Another topic that was brought up several times by NGO and government representatives alike was the issue of the Russian law on ‘foreign agents’, which requires NGOs that receive foreign funding to register with Russian authorities; otherwise fines are imposed. Many western governments and NGOs view the labelling of NGOs as foreign agents negatively. Russia, in its right of reply stated that the legislation was primarily focused on financial transparency of the work of NGOs.
Another topic that was discussed was related to the conditions under which restrictions on peaceful assembly and association can be put in place. In this context, the EU stressed that “these freedoms [the freedoms of peaceful assembly and association] are rights not privileges, and restrictions should be the exception rather than the rule.” Many participants suggested that states should consult ODIHR experts for legal advice on this question and should invite ODIHR experts to observe peaceful assemblies.
The excessive use of force by police in the context of peaceful assemblies was also discussed.

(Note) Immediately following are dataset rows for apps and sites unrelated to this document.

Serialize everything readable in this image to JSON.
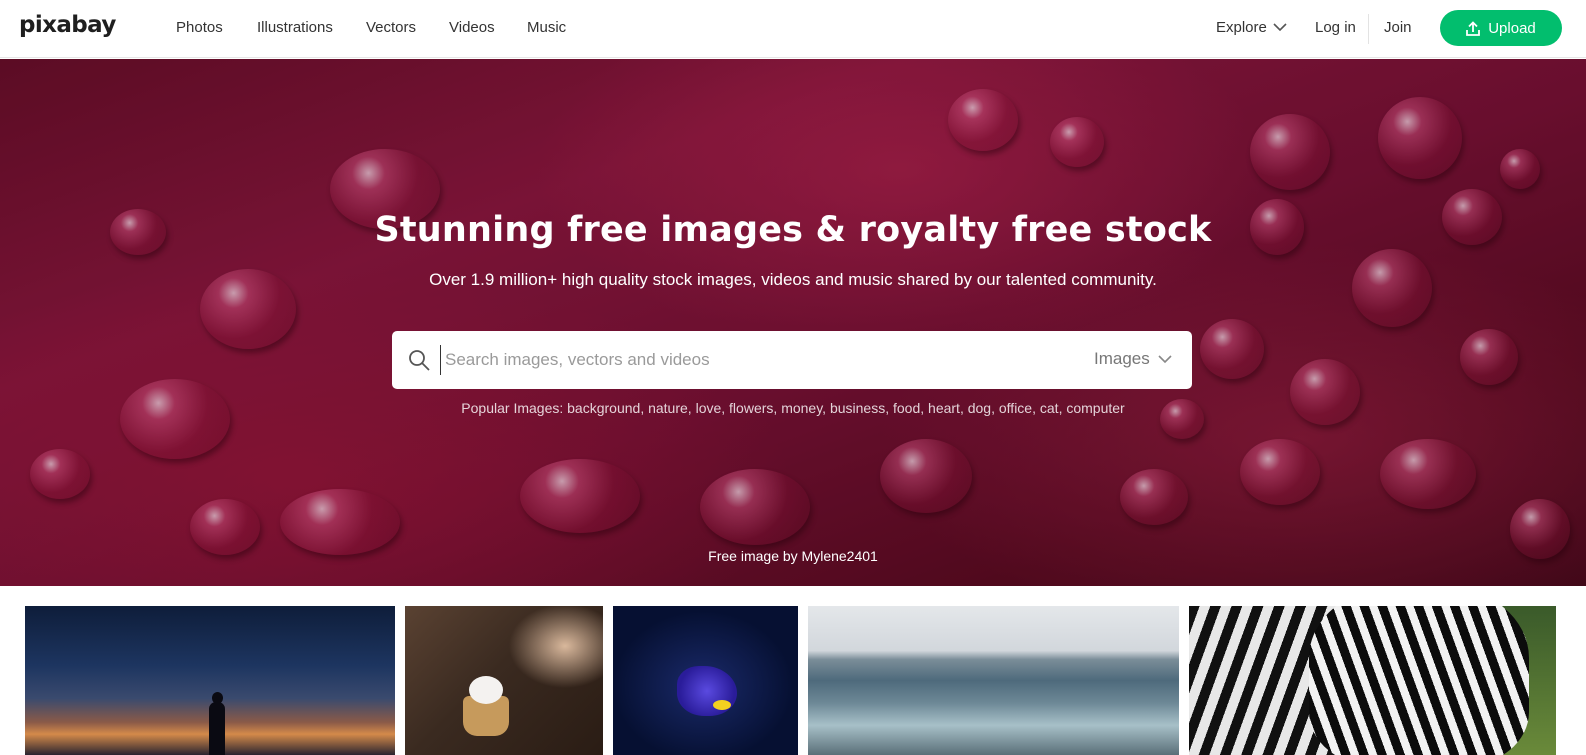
{
  "header": {
    "logo": "pixabay",
    "nav": [
      "Photos",
      "Illustrations",
      "Vectors",
      "Videos",
      "Music"
    ],
    "explore": "Explore",
    "login": "Log in",
    "join": "Join",
    "upload": "Upload"
  },
  "hero": {
    "title": "Stunning free images & royalty free stock",
    "subtitle": "Over 1.9 million+ high quality stock images, videos and music shared by our talented community.",
    "search_placeholder": "Search images, vectors and videos",
    "search_type": "Images",
    "popular_label": "Popular Images:",
    "popular_tags": [
      "background",
      "nature",
      "love",
      "flowers",
      "money",
      "business",
      "food",
      "heart",
      "dog",
      "office",
      "cat",
      "computer"
    ],
    "credit": "Free image by Mylene2401"
  },
  "colors": {
    "accent": "#02be6e",
    "hero_base": "#7a1236"
  },
  "icons": {
    "search": "search-icon",
    "upload": "upload-icon",
    "explore_chevron": "chevron-down-icon",
    "type_chevron": "chevron-down-icon"
  }
}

One NGO representative suggested that police should involve more frequently civil society experts in the planning of demonstrations and bigger public events and underlined the need for police to remain absolutely impartial. In this context, many governments ‘east of Vienna’ accused the United States of applying double standards. They brought up recent events in Ferguson and the response of the police to the protests following the shooting of Michael Brown on 9 August 2014. Also more recent events were raised, such as the shooting of a black person by a police officer in South Carolina in April 2015. The United States promised not to overlook its own record and also stressed in its opening statement at the SHDM that “[w]e in the United States know well that in our own nation there is still work to be done to promote and protect the freedoms of peaceful assembly and association.”
Furthermore, some participants brought up the situation of freedom of assembly and association on the Crimean Peninsula, following its illegal annexation by Russia in March 2014. Concern was expressed that Russian laws limiting the rights to freedom of assembly and association had been extended to Crimea, leading to a crackdown especially on pro-Ukrainian NGOs as well as Crimean Tartar organizations. Russia used its right of reply and stated that Russia had clear legislation in place and that citizens of Crimea enjoyed the same rights as all other Russian citizens.

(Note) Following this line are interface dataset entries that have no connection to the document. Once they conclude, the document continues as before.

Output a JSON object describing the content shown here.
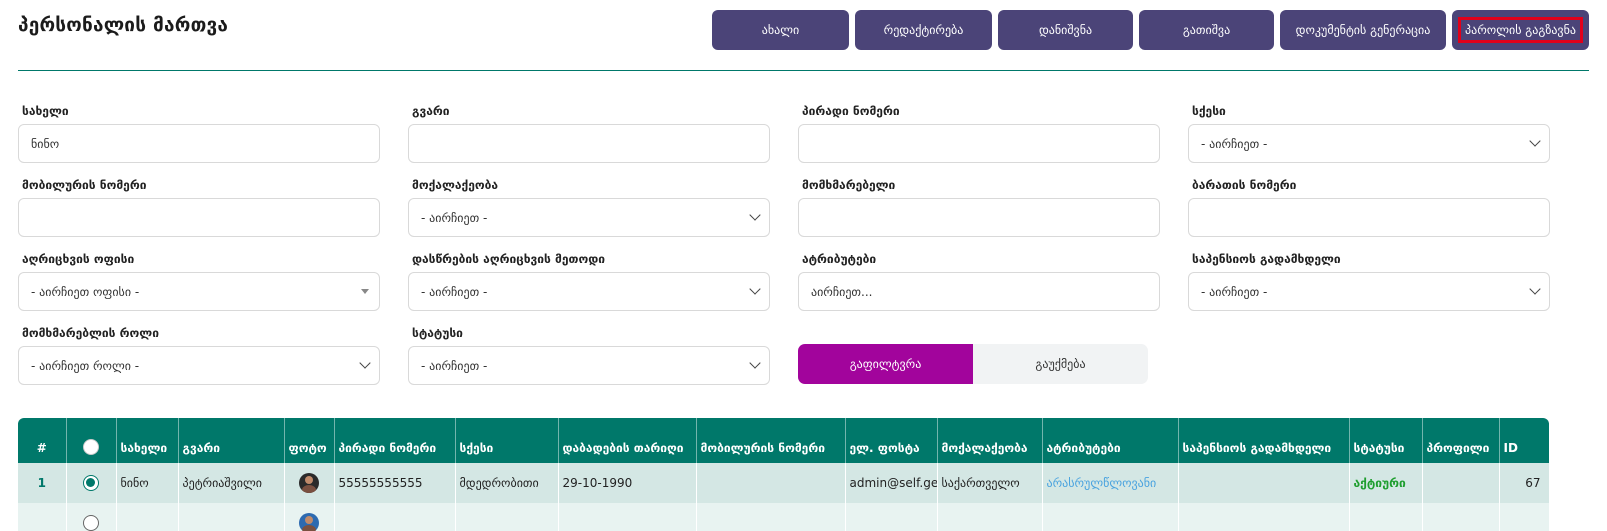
{
  "page": {
    "title": "პერსონალის მართვა"
  },
  "toolbar": {
    "new": "ახალი",
    "edit": "რედაქტირება",
    "appoint": "დანიშვნა",
    "dismiss": "გათიშვა",
    "generate_document": "დოკუმენტის გენერაცია",
    "send_password": "პაროლის გაგზავნა"
  },
  "filters": {
    "name": {
      "label": "სახელი",
      "value": "ნინო"
    },
    "surname": {
      "label": "გვარი",
      "value": ""
    },
    "personal_number": {
      "label": "პირადი ნომერი",
      "value": ""
    },
    "gender": {
      "label": "სქესი",
      "value": "- აირჩიეთ -"
    },
    "mobile": {
      "label": "მობილურის ნომერი",
      "value": ""
    },
    "citizenship": {
      "label": "მოქალაქეობა",
      "value": "- აირჩიეთ -"
    },
    "user": {
      "label": "მომხმარებელი",
      "value": ""
    },
    "card_number": {
      "label": "ბარათის ნომერი",
      "value": ""
    },
    "registration_office": {
      "label": "აღრიცხვის ოფისი",
      "value": "- აირჩიეთ ოფისი -"
    },
    "attendance_method": {
      "label": "დასწრების აღრიცხვის მეთოდი",
      "value": "- აირჩიეთ -"
    },
    "attributes": {
      "label": "ატრიბუტები",
      "value": "აირჩიეთ..."
    },
    "pension_payer": {
      "label": "საპენსიოს გადამხდელი",
      "value": "- აირჩიეთ -"
    },
    "user_role": {
      "label": "მომხმარებლის როლი",
      "value": "- აირჩიეთ როლი -"
    },
    "status": {
      "label": "სტატუსი",
      "value": "- აირჩიეთ -"
    }
  },
  "actions": {
    "filter": "გაფილტვრა",
    "cancel": "გაუქმება"
  },
  "table": {
    "headers": {
      "index": "#",
      "name": "სახელი",
      "surname": "გვარი",
      "photo": "ფოტო",
      "personal_number": "პირადი ნომერი",
      "gender": "სქესი",
      "birth_date": "დაბადების თარიღი",
      "mobile": "მობილურის ნომერი",
      "email": "ელ. ფოსტა",
      "citizenship": "მოქალაქეობა",
      "attributes": "ატრიბუტები",
      "pension_payer": "საპენსიოს გადამხდელი",
      "status": "სტატუსი",
      "profile": "პროფილი",
      "id": "ID"
    },
    "rows": [
      {
        "index": "1",
        "name": "ნინო",
        "surname": "პეტრიაშვილი",
        "personal_number": "55555555555",
        "gender": "მდედრობითი",
        "birth_date": "29-10-1990",
        "mobile": "",
        "email": "admin@self.ge",
        "citizenship": "საქართველო",
        "attributes": "არასრულწლოვანი",
        "pension_payer": "",
        "status": "აქტიური",
        "profile": "",
        "id": "67",
        "selected": true
      }
    ]
  },
  "colors": {
    "primary": "#4b4478",
    "teal": "#00786a",
    "magenta": "#a2049c",
    "highlight": "#e2001a"
  }
}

In terms of concrete recommendations, the EU suggested to make use the ODIHR/Venice Commission guidelines on the freedom of peaceful assembly, freedom of association and the ODIHR guidelines on the Protection of Human Rights Defenders. The EU also recommended to allow organizations “to seek, receive and administer financial support from domestic, foreign and international entities without undue restrictions.”
It is hoped that the consolidated recommendations of the SHDM (that will be issued in due course) will serve as a basis for a draft Ministerial Council (MC) decision on freedoms of peaceful assembly and association, to be adopted at the upcoming MC meeting in Belgrade. This would be of particular importance, especially in light of the fact that at the 2014 Basel MC meeting consensus on such a draft decision could not be reached, despite the fact that the document was supported by over 40 states.